Bathing in the Poem
Sometimes, I like it in films when people just sit there, not saying anything,
—The Blonde (Tilda Swinton)
The sufis say each one of us is a planet spinning in ecstasy. I say each one of us is a set of spinning molecules, spinning in ecstasy.
—Molecules (Youki Kudoh)
The Lone Man (Isaach De Bankolé) first appears alone. The camera is pitched down and the lens looks warped, like a surveillance device from overhead. He’s in a bathroom stall, practicing a mangled tai chi, calming himself, preparing for the ordeals to come. The Lone Man looks powerful as well as contemplative, acutely aware even if he is in his own world.
The Lone Man doesn’t talk much in The Limits of Control. Emerging from the stall, he observes his mirror reflection, pauses to polish his shoe on one of those automatic wheels. And with that little bit of non-action, he is ready. Like many a cool guy operative, the Lone Man seems focused and imperturbable, his shiny sharkskinny suit an emblem of his inviolable surface. And indeed, when he meets with the men in inevitable sunglasses who pass on his assignment, he is attentive and polite, his expression—framed again and again in close-ups—barely indicating that he’s quite aware of what you can’t help but note here: the assignment and the assigners are silly.
To be sure, Jim Jarmusch’s movie benefits infinitely from the fact that it is De Bankolé‘s face that takes up so much screen space and time. Perfectly lined, angled, and striking, it is a face that seems to reveal more than it does. His contacts, the Creole Man (Alex Descas) and the French Man (Jean-François Stévenin)—replete with sunglasses—ascertain the ostensible limits of his comprehension with a question that will be put to the Lone Man by every person he meets in this film (“Usted no habla español, verdad?”). And with that, they proceed to lay out his mission and its specious grounds. He will go to Madrid, he will use his imagination and his skills to wait for two days, sit in a café, and “look for the violin.” The Lone Man listens. “The universe has no center and no edge,” asserts the French Man. “Reality is arbitrary.”

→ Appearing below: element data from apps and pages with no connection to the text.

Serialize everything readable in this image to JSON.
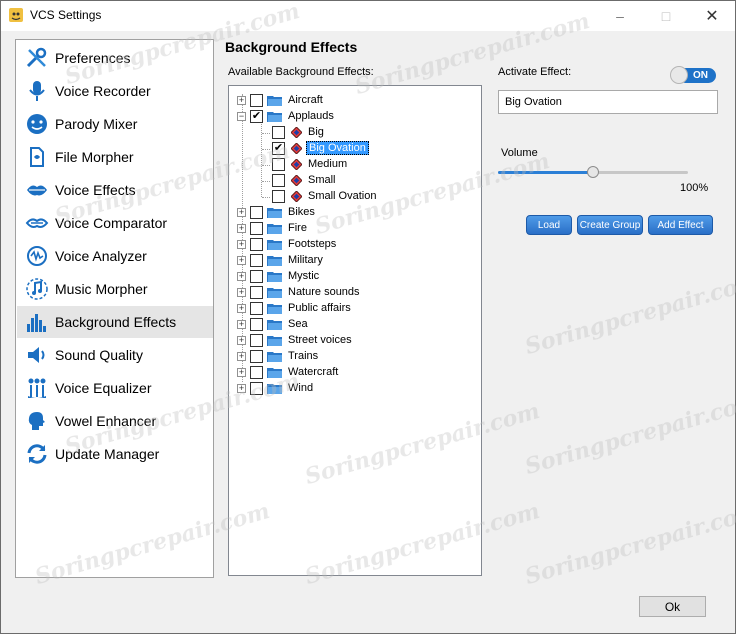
{
  "window": {
    "title": "VCS Settings",
    "app_icon": "vcs-app-icon"
  },
  "window_controls": {
    "minimize": "–",
    "maximize": "□",
    "close": "✕"
  },
  "sidebar": {
    "items": [
      {
        "label": "Preferences",
        "icon": "wrench-screwdriver-icon"
      },
      {
        "label": "Voice Recorder",
        "icon": "microphone-icon"
      },
      {
        "label": "Parody Mixer",
        "icon": "smiley-face-icon"
      },
      {
        "label": "File Morpher",
        "icon": "file-morph-icon"
      },
      {
        "label": "Voice Effects",
        "icon": "lips-icon"
      },
      {
        "label": "Voice Comparator",
        "icon": "voice-compare-icon"
      },
      {
        "label": "Voice Analyzer",
        "icon": "waveform-analyzer-icon"
      },
      {
        "label": "Music Morpher",
        "icon": "music-note-icon"
      },
      {
        "label": "Background Effects",
        "icon": "equalizer-bars-icon"
      },
      {
        "label": "Sound Quality",
        "icon": "speaker-icon"
      },
      {
        "label": "Voice Equalizer",
        "icon": "equalizer-faces-icon"
      },
      {
        "label": "Vowel Enhancer",
        "icon": "speaking-head-icon"
      },
      {
        "label": "Update Manager",
        "icon": "update-arrows-icon"
      }
    ],
    "selected": "Background Effects"
  },
  "panel": {
    "title": "Background Effects",
    "available_label": "Available Background Effects:",
    "tree": [
      {
        "label": "Aircraft",
        "expanded": false,
        "checked": false,
        "children": []
      },
      {
        "label": "Applauds",
        "expanded": true,
        "checked": true,
        "children": [
          {
            "label": "Big",
            "checked": false
          },
          {
            "label": "Big Ovation",
            "checked": true,
            "selected": true
          },
          {
            "label": "Medium",
            "checked": false
          },
          {
            "label": "Small",
            "checked": false
          },
          {
            "label": "Small Ovation",
            "checked": false
          }
        ]
      },
      {
        "label": "Bikes",
        "expanded": false,
        "checked": false,
        "children": []
      },
      {
        "label": "Fire",
        "expanded": false,
        "checked": false,
        "children": []
      },
      {
        "label": "Footsteps",
        "expanded": false,
        "checked": false,
        "children": []
      },
      {
        "label": "Military",
        "expanded": false,
        "checked": false,
        "children": []
      },
      {
        "label": "Mystic",
        "expanded": false,
        "checked": false,
        "children": []
      },
      {
        "label": "Nature sounds",
        "expanded": false,
        "checked": false,
        "children": []
      },
      {
        "label": "Public affairs",
        "expanded": false,
        "checked": false,
        "children": []
      },
      {
        "label": "Sea",
        "expanded": false,
        "checked": false,
        "children": []
      },
      {
        "label": "Street voices",
        "expanded": false,
        "checked": false,
        "children": []
      },
      {
        "label": "Trains",
        "expanded": false,
        "checked": false,
        "children": []
      },
      {
        "label": "Watercraft",
        "expanded": false,
        "checked": false,
        "children": []
      },
      {
        "label": "Wind",
        "expanded": false,
        "checked": false,
        "children": []
      }
    ],
    "activate_label": "Activate Effect:",
    "toggle_text": "ON",
    "active_effect": "Big Ovation",
    "volume_label": "Volume",
    "volume_percent": 50,
    "volume_value_text": "100%",
    "buttons": {
      "load": "Load",
      "create_group": "Create Group",
      "add_effect": "Add Effect"
    },
    "ok": "Ok"
  },
  "watermark": "Soringpcrepair.com",
  "colors": {
    "accent": "#2b7fd6",
    "selection": "#3399ff",
    "toggle_on": "#1e72c8",
    "sidebar_selected": "#e5e5e5"
  }
}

At first blush, this seems the sort of doubletalk that allows spy handlers to hand out missions without explanations, the sort of esoteric framework that eventually drives the Jason Bournes of the world to rebel oh so climactically. But the codes and routines the Lone Man follows assiduously—dutifully memorizing and swallowing numbers on slips of paper, refusing sex with his Spanish contact, the Nude (Paz de La Huerta), ordering two espressos in two cups—don’t lead to any coherent questions, let alone resolutions. The arbitrariness is not deep in the French Man’s configuration, but convenient, a means to ends desired by those who believe they’re in control.
At the same time, the phrase approximates a useful truth, one that the Lone Man only comes to appreciate when he sees it embodied, long days later, by the American (Bill Murray). Holed up in a bunker like Dick Cheney, the American is angry and afraid, ardently insisting to the Lone Man that “People like you don’t know how the world works. Your sick minds have been polluted with crap.” That is, in the movie’s most overt assertion, the kind of crap peddled by the American and his ilk. There is no center or set of edges for him, because he makes them up when he wants.
The Lone Man’s route to this encounter is slow and deliberate. Much like the routes followed by Jarmuch’s other seekers, it is punctuated by antic profundities and, in this case, a series of short turns by cool-school actors in absurd get-ups. The Blonde (Tilda Swinton in a platinum wig, white cowboy hat, and leopardy boots) prattles on about her affection for movies (“Have you seen Lady from Shanghai?” she asks, “That one makes no sense”) and the Mexican (Gael García Bernal), whose pickup truck sports a bumper sticker reading “La vida no vale nada,” observes sagely that “Everything changes according to the glass you see it through.”
As the Lone Man absorbs these many annotations (or doesn’t, depending on how you read Bankolé‘s face) without offering much in return. Like Ghost Dog without the helpful narration, the Lone Man is initially obedient and efficient. He sits in the plane, sits in his hotel room, sits at the café. He’s observed by a U.S. surveillance helicopter. He visits the Museo Centro de Arte Reina Sofía, where he gazes impassively at meaningful art. He does what he’s told, calmly and without the usual spy movie distractions (“No guns, no mobiles, no sex,” observes the Nude, who tries more than once to entice him).
The Lone Man’s loss of resolve—or more accurately, the redirection of his resolve—grants the movie something of a regular ending. There’s an explosion, a bit of imprecise vengeance, and a shift in terms. And with that, this oddly entertaining and tenaciously abstract film makes concrete its grasp of real world politics. The limits of control are simultaneously intimate and global. And Bankolé‘s face reveals just as much as you can know.